    to go home, or banning them from working if they have children. A much smarter
    and saner move for us is to ensure work and families can mix. It makes the
    family a happier place. And that’s what we’re really here for.
  • Allowing a parent to
    take their lunch break so they can collect their child from school costs nothing
    and makes the staff member happier and more likely to stay. It also helps
    the company’s profits.
  • A comparison by US asset
    consultants Frank Russell of the returns from companies ranked as best employers
    in the US with other stock market indicators found that companies rated as
    good employers also outperformed others on the stock market.
  • Strong management practices,
    such as retraining and redeploying workers instead of sacking them, are linked
    to strong financial performance. No surprises really. It’s called good
    management. The rest of the world seems to realise this - Australia and the
    US remain the only two Western countries in the world without paid maternity
    leave- and only Switzerland makes its employers pay.
  • In the UK, Canada,
    Japan, New Zealand and continental Europe, it’s paid for by government.
    And not just for six weeks- in Norway and Canada, try a year, in France and
    the UK, try six months.
  • In those countries
    women just don’t go back to work with very young babies, and frankly,
    neither should we.
  • It’s shocking
    to think that there are women in Australia going back to work before they’re
    recovered from the birth or the Caesarian, while their babies are still on
    night feeds, because they need the money. And that there are more of them
    every year.
  • Health studies confirm
    the risk. A ten week period of paid leave after birth is associated with a
    five per cent decrease in infant mortality.
  • Breastfeeding, absence
    of other people’s germs and parental attentiveness are all reasons why.
  • Australia’s falling
    fertility is the consequence, very directly, of providing women with more
    choices, including equal access to education and training, safe and reliable
    contraception. Sure.
  • But it is also the
    consequence of not supporting the choice to both work and have children.
  • Now we have a fertility

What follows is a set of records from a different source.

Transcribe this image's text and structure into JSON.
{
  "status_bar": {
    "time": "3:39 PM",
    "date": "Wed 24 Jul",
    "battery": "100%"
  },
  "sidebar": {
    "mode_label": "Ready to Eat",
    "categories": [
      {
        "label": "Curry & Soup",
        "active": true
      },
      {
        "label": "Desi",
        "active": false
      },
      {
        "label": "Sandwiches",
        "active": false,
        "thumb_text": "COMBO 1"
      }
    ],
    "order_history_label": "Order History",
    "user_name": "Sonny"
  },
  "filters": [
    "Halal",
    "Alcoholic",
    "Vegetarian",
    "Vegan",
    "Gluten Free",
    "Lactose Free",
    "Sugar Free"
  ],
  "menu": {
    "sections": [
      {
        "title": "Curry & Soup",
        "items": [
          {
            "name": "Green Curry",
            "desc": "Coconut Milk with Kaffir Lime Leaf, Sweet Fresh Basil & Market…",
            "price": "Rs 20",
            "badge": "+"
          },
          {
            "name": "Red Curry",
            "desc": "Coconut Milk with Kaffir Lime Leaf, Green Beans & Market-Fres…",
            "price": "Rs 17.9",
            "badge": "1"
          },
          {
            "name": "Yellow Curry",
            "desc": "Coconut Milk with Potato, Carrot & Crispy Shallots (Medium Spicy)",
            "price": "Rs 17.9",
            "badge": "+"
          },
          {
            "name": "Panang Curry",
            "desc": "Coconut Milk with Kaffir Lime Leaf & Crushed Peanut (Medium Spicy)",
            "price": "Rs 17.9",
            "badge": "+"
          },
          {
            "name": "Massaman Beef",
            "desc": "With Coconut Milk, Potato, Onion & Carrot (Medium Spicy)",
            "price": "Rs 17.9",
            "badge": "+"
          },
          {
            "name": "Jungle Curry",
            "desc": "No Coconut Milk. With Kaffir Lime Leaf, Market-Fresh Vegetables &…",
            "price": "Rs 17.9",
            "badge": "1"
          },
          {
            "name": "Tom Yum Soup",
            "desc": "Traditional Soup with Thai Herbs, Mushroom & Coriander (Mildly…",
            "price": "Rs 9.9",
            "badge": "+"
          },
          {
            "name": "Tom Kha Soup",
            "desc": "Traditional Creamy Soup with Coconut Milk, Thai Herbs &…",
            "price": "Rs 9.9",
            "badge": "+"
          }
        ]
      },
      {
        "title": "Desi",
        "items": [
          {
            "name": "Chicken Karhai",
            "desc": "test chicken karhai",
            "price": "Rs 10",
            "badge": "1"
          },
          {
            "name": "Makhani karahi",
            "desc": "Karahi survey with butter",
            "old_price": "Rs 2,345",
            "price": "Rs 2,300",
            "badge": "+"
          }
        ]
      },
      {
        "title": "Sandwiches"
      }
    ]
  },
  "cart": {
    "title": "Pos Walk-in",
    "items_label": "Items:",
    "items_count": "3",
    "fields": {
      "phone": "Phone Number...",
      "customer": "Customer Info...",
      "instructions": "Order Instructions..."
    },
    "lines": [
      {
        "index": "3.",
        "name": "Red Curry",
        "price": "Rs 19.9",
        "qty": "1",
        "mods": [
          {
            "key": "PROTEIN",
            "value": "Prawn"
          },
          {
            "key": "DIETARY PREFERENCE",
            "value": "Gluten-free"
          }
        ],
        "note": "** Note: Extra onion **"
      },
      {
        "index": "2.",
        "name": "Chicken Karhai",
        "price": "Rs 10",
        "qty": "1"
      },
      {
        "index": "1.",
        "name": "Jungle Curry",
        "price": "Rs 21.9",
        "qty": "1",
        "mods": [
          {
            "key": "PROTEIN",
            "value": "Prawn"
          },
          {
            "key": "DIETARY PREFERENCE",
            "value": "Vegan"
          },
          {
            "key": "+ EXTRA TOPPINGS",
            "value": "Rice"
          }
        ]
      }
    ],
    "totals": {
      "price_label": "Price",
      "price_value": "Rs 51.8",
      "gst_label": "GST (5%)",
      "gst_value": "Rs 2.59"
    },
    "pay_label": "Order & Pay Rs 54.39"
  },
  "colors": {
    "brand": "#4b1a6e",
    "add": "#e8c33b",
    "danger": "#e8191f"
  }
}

    collapse and the threat of labour shortages and an ageing society without
    the joy of children.
  • We need to make some
    big changes or we wither away.
  • Australia, if it is
    to be a great nation, or indeed a nation at all, cannot ignore what’s
    going on.
  • We cannot turn back
    the clock, nor do we desire to – next year marks the 20th anniversary
    of the Sex Discrimination Act 1984 (Cth), it will be both a celebration of
    how far we have come in securing rights for women in this country but also
    as a time to consider what is still to be done, the challenges that lie ahead
    and it is a great nation faces the challenges of the future – one that
    is shackled to the past is doomed.

Thank you.



updated 2 December 2003